Lead

Meaning: (noun) a tip; a potential client or sale.

Example: I have three leads to look into today.

Optimize

Meaning: (verb) to make something better; reach its potential.

Example: After optimizing the website, we saw sales increase by 15%.

Money.Save.Finance.Business.Bank

Profitability

Meaning: (adjective) the ability to make money/be profitable.

Example: They were worried about the profitability of the new product, but in the end it was incredibly successful.

ROI

Meaning: (phrase, acronym) “return on investment.”

Example: The ROI on social media marketing is becoming easier to track.

Strategic

Meaning: (adjective) carefully planned; with purpose.

Example: They asked us to design a strategic sales plan . . . in two hours!

For more information on CISL’s Career English, contact the CISL Career English Coordinator.

Business English Career English CISL San Diego English for Engineers Featured Vocabulary

English for Engineers: Vocabulary for Dimensions

January 14, 2017

Tech.Study.School.Lab.Technology.Engineering

English is quickly becoming the language of engineering, which is why CISL now offers the English for Engineers program.
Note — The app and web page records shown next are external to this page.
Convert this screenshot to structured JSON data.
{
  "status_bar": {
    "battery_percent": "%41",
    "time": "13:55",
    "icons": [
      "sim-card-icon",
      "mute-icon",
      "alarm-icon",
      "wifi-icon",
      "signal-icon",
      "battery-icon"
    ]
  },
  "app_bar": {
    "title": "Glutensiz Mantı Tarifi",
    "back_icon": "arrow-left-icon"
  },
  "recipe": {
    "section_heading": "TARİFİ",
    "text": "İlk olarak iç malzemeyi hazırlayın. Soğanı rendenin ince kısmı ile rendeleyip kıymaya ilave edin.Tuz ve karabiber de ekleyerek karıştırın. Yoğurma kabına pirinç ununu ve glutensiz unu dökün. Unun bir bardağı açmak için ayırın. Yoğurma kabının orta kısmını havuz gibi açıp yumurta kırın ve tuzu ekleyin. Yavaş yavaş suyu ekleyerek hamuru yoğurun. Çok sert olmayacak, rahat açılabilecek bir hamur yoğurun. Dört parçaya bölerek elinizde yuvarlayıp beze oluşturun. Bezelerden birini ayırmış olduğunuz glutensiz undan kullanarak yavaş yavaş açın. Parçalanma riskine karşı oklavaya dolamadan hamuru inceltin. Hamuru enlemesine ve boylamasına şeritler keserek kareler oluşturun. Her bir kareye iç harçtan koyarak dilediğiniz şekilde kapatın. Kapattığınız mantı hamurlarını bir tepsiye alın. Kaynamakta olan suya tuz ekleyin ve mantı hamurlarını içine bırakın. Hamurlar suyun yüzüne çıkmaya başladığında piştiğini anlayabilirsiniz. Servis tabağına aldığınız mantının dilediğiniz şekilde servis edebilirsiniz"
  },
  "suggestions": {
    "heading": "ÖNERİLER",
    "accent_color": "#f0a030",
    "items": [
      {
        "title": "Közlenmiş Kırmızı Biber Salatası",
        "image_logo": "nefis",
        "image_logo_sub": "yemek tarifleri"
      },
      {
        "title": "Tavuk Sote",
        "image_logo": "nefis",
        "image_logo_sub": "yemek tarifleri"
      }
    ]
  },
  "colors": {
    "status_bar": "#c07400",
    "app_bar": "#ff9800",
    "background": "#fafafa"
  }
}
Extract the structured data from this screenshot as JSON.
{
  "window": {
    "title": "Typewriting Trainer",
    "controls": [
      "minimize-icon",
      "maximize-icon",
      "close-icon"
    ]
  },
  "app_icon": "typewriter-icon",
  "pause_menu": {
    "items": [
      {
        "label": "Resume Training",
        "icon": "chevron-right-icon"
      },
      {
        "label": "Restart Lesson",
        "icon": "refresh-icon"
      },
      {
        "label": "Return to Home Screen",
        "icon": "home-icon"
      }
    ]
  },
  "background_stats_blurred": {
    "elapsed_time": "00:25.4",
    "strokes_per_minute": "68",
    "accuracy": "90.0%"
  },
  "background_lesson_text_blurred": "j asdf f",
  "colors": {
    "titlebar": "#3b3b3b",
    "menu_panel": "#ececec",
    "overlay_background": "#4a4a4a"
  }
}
With this program, Upper Intermediate and Advanced students learn the skills necessary to help them succeed in an English speaking Engineering environment. Among other things, students learn:

  • Language related to engineering (such as design, procedures, and processes)
  • How to express problems, solutions, and communication related to capabilities, limitations, problems, solutions, regulations, standards, etc.
  • Practice working with written instructions, drawings, and notices
  • Grammar, vocabulary, and writing and speaking skills focused on discussing quality, repairs, maintenance, technical requirements, regulations, standards, suitability and relative performance

Finally, students learn vocabulary about engineering and technology, such as dimensions, precision, and causes and effects. The CISL Blog has already looked at Five must-know English Adjectives for Engineers. Today we are taking a look at some college Engineering vocabulary regarding the dimensions of an object. Do you know all of these words?

Engineering Vocabulary: Dimensions

Area

The measurement of a surface or piece of land.

Engineering-vocabulary-dimensions-area-skateboard-parkinglot-city

Which is more difficult: calculating the area of a square parking lot . . . or skateboarding?

Breadth/width

The distance or measurement from side to side of something

Engineering-vocabulary-dimensions-river-valley-nature

The width of the river changes during different parts of the year.

Circumference

The distance around something

Engineering-vocabulary-dimensions-mathematics-circle-cone-cylinder-calculations

Which of these can you calculate the circumference of?

Depth

The distance from the top or surface to the bottom of something

Engineering-vocabulary-dimensions-ocean-deep-depth

The depth of the ocean scares many people . . . but not surfers!

Diameter

A straight line passing from side to side through the centre of a body or figure, especially a circle or sphere.

Flat

Having a level surface; without raised areas or indentation

Engineering-vocabulary-dimensions-flat-tree-nature

This flat land is perfect for playing sports, running, or biking.

Height

The measurement of someone or something from head to foot or from base to top.
Engineering-vocabulary-dimensions-height-skyscraper-city

It’s amazing to think of the height of these large skyscrapers.

Length

The measurement or extent of something from end to end; the greater of two or the greatest of three dimensions of an object.

ruler-Engineering-vocabulary-dimensions-ruler-length

Radius

A straight line from the centre to the circumference of a circle or sphere.
Engineering-vocabulary-dimensions-radius-mathematics

Remember high school math?

Thickness

The distance through an object, as distinct from width or height.
Engineering-vocabulary-dimensions-book

Have you ever read a really thick book?

Volume

The amount of space that a substance or object occupies, or that is enclosed within a container.
Engineering-vocabulary-dimensions-sea-ship-sail-water-sunset-clouds

Is it possible to calculate the volume of the ocean?

For more information on CISL’s English for Engineers (and to learn more about the Career English program, where you can spend time in an American Engineering firm!) contact CISL.